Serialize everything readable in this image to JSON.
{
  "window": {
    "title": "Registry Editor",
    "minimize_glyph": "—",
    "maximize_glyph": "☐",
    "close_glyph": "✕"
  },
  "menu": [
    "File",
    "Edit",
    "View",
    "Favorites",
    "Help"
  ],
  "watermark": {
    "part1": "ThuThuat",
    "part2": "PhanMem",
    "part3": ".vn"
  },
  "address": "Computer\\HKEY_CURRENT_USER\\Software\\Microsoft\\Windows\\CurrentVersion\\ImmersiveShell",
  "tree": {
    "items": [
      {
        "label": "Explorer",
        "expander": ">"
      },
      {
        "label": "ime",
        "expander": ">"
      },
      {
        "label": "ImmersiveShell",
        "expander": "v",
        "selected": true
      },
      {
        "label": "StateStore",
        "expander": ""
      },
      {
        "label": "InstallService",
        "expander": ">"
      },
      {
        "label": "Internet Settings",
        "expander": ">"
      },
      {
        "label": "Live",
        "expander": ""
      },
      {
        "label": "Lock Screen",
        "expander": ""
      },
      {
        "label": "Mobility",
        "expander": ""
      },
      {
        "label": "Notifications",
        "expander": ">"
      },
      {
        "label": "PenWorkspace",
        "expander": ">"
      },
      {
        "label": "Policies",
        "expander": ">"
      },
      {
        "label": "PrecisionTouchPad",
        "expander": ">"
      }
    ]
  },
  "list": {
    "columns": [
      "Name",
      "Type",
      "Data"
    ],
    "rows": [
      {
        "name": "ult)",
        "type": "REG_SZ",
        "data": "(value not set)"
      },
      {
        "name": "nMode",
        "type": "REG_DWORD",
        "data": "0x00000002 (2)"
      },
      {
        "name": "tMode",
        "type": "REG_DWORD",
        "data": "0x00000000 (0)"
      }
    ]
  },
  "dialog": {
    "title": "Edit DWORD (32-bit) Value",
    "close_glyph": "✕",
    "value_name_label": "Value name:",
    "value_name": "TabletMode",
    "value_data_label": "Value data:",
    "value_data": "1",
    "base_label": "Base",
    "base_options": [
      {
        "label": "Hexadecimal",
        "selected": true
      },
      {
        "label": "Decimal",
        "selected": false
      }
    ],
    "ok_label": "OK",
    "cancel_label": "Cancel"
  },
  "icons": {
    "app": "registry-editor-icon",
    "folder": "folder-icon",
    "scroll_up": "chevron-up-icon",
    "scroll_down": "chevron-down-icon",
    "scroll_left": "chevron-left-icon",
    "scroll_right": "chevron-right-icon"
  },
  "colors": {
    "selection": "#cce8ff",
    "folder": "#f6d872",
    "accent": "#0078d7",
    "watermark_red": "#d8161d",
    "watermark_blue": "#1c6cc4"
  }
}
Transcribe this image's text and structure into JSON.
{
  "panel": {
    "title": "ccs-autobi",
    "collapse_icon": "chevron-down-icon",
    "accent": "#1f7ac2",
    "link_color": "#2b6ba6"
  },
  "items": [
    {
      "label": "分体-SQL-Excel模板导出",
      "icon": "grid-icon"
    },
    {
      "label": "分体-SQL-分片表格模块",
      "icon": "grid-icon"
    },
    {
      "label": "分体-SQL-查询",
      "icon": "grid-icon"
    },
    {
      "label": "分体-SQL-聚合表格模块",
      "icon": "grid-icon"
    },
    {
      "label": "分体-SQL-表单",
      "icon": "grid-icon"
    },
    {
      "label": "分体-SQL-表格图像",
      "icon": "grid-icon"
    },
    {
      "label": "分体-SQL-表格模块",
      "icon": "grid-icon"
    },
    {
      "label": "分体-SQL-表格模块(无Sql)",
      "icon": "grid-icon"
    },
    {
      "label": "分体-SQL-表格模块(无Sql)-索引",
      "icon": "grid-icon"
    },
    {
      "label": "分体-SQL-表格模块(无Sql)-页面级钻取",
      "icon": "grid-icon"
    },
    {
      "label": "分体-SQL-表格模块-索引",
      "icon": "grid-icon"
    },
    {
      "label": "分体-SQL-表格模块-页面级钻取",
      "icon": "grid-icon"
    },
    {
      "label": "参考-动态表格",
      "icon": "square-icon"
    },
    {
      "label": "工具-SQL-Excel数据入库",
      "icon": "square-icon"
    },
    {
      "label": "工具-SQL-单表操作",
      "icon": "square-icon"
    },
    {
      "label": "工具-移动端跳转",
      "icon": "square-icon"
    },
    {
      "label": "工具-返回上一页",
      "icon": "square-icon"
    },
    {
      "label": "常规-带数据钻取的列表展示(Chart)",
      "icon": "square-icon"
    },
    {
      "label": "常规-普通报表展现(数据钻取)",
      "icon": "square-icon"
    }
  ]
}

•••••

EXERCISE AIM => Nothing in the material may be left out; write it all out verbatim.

ANSWER BELOW =>
Serialize everything readable in this image to JSON.
{
  "window": {
    "title": "Registry Editor",
    "minimize_glyph": "—",
    "maximize_glyph": "☐",
    "close_glyph": "✕"
  },
  "menu": [
    "File",
    "Edit",
    "View",
    "Favorites",
    "Help"
  ],
  "watermark": {
    "part1": "ThuThuat",
    "part2": "PhanMem",
    "part3": ".vn"
  },
  "address": "Computer\\HKEY_CURRENT_USER\\Software\\Microsoft\\Windows\\CurrentVersion\\ImmersiveShell",
  "tree": {
    "items": [
      {
        "label": "Explorer",
        "expander": ">"
      },
      {
        "label": "ime",
        "expander": ">"
      },
      {
        "label": "ImmersiveShell",
        "expander": "v",
        "selected": true
      },
      {
        "label": "StateStore",
        "expander": ""
      },
      {
        "label": "InstallService",
        "expander": ">"
      },
      {
        "label": "Internet Settings",
        "expander": ">"
      },
      {
        "label": "Live",
        "expander": ""
      },
      {
        "label": "Lock Screen",
        "expander": ""
      },
      {
        "label": "Mobility",
        "expander": ""
      },
      {
        "label": "Notifications",
        "expander": ">"
      },
      {
        "label": "PenWorkspace",
        "expander": ">"
      },
      {
        "label": "Policies",
        "expander": ">"
      },
      {
        "label": "PrecisionTouchPad",
        "expander": ">"
      }
    ]
  },
  "list": {
    "columns": [
      "Name",
      "Type",
      "Data"
    ],
    "rows": [
      {
        "name": "ult)",
        "type": "REG_SZ",
        "data": "(value not set)"
      },
      {
        "name": "nMode",
        "type": "REG_DWORD",
        "data": "0x00000002 (2)"
      },
      {
        "name": "tMode",
        "type": "REG_DWORD",
        "data": "0x00000000 (0)"
      }
    ]
  },
  "dialog": {
    "title": "Edit DWORD (32-bit) Value",
    "close_glyph": "✕",
    "value_name_label": "Value name:",
    "value_name": "TabletMode",
    "value_data_label": "Value data:",
    "value_data": "1",
    "base_label": "Base",
    "base_options": [
      {
        "label": "Hexadecimal",
        "selected": true
      },
      {
        "label": "Decimal",
        "selected": false
      }
    ],
    "ok_label": "OK",
    "cancel_label": "Cancel"
  },
  "icons": {
    "app": "registry-editor-icon",
    "folder": "folder-icon",
    "scroll_up": "chevron-up-icon",
    "scroll_down": "chevron-down-icon",
    "scroll_left": "chevron-left-icon",
    "scroll_right": "chevron-right-icon"
  },
  "colors": {
    "selection": "#cce8ff",
    "folder": "#f6d872",
    "accent": "#0078d7",
    "watermark_red": "#d8161d",
    "watermark_blue": "#1c6cc4"
  }
}
Transcribe this image's text and structure into JSON.
{
  "panel": {
    "title": "ccs-autobi",
    "collapse_icon": "chevron-down-icon",
    "accent": "#1f7ac2",
    "link_color": "#2b6ba6"
  },
  "items": [
    {
      "label": "分体-SQL-Excel模板导出",
      "icon": "grid-icon"
    },
    {
      "label": "分体-SQL-分片表格模块",
      "icon": "grid-icon"
    },
    {
      "label": "分体-SQL-查询",
      "icon": "grid-icon"
    },
    {
      "label": "分体-SQL-聚合表格模块",
      "icon": "grid-icon"
    },
    {
      "label": "分体-SQL-表单",
      "icon": "grid-icon"
    },
    {
      "label": "分体-SQL-表格图像",
      "icon": "grid-icon"
    },
    {
      "label": "分体-SQL-表格模块",
      "icon": "grid-icon"
    },
    {
      "label": "分体-SQL-表格模块(无Sql)",
      "icon": "grid-icon"
    },
    {
      "label": "分体-SQL-表格模块(无Sql)-索引",
      "icon": "grid-icon"
    },
    {
      "label": "分体-SQL-表格模块(无Sql)-页面级钻取",
      "icon": "grid-icon"
    },
    {
      "label": "分体-SQL-表格模块-索引",
      "icon": "grid-icon"
    },
    {
      "label": "分体-SQL-表格模块-页面级钻取",
      "icon": "grid-icon"
    },
    {
      "label": "参考-动态表格",
      "icon": "square-icon"
    },
    {
      "label": "工具-SQL-Excel数据入库",
      "icon": "square-icon"
    },
    {
      "label": "工具-SQL-单表操作",
      "icon": "square-icon"
    },
    {
      "label": "工具-移动端跳转",
      "icon": "square-icon"
    },
    {
      "label": "工具-返回上一页",
      "icon": "square-icon"
    },
    {
      "label": "常规-带数据钻取的列表展示(Chart)",
      "icon": "square-icon"
    },
    {
      "label": "常规-普通报表展现(数据钻取)",
      "icon": "square-icon"
    }
  ]
}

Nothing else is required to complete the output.